Problem to work on:
Whenever the word "school" appears in a line of the data below, copy that line.

[Entries from a dataset of interfaces]
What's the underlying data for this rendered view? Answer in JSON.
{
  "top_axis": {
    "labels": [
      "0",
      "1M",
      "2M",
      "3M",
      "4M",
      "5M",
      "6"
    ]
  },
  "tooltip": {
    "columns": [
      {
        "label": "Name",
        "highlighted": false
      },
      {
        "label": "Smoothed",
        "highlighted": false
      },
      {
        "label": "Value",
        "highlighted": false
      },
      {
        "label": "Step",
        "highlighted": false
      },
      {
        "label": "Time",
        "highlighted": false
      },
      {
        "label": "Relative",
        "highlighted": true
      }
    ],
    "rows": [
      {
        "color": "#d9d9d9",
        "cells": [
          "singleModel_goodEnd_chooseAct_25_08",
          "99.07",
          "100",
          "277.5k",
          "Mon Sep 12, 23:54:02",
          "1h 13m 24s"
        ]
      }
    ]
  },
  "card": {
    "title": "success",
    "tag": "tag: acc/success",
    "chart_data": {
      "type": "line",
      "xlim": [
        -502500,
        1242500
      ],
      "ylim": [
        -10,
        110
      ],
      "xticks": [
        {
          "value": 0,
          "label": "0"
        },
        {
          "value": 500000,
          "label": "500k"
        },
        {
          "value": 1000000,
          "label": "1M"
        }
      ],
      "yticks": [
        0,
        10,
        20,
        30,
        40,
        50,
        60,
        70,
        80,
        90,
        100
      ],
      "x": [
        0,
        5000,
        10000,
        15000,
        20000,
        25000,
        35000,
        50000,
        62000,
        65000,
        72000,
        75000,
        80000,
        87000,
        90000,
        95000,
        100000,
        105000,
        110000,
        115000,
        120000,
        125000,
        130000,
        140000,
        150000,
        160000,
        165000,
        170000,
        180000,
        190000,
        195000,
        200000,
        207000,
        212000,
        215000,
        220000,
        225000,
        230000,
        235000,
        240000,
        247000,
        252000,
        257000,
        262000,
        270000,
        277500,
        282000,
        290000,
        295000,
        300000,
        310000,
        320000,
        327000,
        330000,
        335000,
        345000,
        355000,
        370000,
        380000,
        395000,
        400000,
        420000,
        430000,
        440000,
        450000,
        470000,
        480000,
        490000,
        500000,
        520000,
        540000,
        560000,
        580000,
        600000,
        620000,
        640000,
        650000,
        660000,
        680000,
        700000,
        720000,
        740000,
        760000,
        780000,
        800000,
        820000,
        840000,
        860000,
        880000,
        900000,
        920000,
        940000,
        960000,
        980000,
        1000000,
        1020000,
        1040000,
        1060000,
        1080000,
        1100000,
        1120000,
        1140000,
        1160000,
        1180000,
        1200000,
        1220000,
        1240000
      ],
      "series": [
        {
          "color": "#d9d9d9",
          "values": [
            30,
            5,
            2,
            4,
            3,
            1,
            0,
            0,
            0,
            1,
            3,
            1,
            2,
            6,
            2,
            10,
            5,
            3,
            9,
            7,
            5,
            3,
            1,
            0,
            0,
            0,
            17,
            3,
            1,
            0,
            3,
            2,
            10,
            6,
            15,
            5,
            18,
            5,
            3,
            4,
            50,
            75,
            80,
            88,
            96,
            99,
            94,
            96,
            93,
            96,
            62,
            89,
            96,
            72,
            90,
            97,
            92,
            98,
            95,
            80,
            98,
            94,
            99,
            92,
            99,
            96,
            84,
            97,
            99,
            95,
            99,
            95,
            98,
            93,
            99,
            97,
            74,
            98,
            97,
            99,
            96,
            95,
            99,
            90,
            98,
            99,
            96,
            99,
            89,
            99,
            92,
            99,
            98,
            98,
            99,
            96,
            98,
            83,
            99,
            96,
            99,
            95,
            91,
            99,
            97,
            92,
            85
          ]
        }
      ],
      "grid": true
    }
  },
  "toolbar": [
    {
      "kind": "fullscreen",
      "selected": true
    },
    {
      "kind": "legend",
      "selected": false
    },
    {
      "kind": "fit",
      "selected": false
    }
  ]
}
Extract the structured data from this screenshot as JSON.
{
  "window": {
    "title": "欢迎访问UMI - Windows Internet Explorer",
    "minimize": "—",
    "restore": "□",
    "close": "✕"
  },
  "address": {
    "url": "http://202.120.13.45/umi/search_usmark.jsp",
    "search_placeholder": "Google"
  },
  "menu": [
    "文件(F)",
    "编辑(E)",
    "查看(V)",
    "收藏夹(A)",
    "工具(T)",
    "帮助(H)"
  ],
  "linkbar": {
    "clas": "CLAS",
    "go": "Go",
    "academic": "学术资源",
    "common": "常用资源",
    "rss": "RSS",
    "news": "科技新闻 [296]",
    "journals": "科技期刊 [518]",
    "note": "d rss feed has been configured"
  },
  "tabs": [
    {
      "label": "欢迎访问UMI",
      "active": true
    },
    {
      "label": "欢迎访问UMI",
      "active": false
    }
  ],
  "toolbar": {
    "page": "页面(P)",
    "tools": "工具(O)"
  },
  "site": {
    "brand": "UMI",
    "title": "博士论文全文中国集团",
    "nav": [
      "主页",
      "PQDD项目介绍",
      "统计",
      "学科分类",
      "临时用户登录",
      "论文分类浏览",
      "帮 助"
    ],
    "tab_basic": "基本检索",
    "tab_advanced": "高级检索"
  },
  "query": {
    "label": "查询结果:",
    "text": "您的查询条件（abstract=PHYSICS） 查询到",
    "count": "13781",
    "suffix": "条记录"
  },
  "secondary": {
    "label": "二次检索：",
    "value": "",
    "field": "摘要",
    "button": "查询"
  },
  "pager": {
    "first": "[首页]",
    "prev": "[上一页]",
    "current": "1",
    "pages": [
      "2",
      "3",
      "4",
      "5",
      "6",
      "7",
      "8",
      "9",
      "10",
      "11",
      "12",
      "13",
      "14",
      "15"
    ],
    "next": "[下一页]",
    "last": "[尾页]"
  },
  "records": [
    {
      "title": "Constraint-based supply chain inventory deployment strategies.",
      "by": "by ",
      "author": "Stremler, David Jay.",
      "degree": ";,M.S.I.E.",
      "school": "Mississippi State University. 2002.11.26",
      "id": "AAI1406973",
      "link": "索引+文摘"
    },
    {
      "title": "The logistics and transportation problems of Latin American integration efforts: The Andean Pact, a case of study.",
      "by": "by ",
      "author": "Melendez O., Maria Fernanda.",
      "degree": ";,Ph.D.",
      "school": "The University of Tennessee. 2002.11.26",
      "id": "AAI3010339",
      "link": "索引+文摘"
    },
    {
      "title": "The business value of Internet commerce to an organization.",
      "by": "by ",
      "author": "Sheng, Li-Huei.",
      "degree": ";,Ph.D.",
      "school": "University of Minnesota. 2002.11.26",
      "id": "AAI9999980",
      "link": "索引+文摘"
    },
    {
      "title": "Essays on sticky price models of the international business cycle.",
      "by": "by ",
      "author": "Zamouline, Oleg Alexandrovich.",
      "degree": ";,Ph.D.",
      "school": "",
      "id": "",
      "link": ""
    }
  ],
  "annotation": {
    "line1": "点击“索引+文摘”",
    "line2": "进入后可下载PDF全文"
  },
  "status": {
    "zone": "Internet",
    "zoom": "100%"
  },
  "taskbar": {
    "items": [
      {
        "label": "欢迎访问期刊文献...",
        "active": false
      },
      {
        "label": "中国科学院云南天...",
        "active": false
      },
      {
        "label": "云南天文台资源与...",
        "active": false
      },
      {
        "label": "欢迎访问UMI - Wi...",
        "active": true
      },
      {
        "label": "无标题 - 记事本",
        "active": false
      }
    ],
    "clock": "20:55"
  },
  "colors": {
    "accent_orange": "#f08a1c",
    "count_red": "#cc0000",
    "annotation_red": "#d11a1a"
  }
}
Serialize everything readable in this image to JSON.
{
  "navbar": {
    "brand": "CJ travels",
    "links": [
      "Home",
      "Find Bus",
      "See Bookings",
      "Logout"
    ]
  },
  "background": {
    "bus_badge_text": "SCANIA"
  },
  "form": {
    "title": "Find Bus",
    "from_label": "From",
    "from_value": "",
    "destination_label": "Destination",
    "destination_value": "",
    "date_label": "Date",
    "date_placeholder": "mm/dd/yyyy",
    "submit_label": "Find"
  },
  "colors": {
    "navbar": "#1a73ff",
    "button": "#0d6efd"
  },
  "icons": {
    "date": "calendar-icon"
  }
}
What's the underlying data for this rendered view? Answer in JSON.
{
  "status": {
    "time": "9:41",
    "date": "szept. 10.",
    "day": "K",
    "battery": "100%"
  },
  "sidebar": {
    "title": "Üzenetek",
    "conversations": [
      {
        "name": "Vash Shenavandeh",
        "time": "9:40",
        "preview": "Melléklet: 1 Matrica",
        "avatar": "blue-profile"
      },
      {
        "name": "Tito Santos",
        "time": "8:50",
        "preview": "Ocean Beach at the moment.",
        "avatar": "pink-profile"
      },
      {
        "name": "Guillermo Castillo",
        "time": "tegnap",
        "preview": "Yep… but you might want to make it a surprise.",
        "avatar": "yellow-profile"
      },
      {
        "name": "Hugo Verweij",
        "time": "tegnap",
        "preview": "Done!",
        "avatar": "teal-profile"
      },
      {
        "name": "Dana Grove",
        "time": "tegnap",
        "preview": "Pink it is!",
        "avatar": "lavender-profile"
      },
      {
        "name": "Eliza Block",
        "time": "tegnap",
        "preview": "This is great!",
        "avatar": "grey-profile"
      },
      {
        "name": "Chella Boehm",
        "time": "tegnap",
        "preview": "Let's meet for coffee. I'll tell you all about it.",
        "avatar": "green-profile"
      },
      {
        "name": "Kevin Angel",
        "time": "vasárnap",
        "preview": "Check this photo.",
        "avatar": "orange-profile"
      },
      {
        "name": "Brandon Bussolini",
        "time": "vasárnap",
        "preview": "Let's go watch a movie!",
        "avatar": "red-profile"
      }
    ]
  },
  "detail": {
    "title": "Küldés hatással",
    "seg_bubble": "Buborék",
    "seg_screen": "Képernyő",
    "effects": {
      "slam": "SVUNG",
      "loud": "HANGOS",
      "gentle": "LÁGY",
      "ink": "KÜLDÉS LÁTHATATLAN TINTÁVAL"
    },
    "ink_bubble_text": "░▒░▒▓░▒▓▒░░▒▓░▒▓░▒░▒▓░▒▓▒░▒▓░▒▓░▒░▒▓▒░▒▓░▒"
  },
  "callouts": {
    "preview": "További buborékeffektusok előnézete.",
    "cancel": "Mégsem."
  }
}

Task output:
      "school": "Mississippi State University. 2002.11.26",
      "school": "The University of Tennessee. 2002.11.26",
      "school": "University of Minnesota. 2002.11.26",
      "school": "",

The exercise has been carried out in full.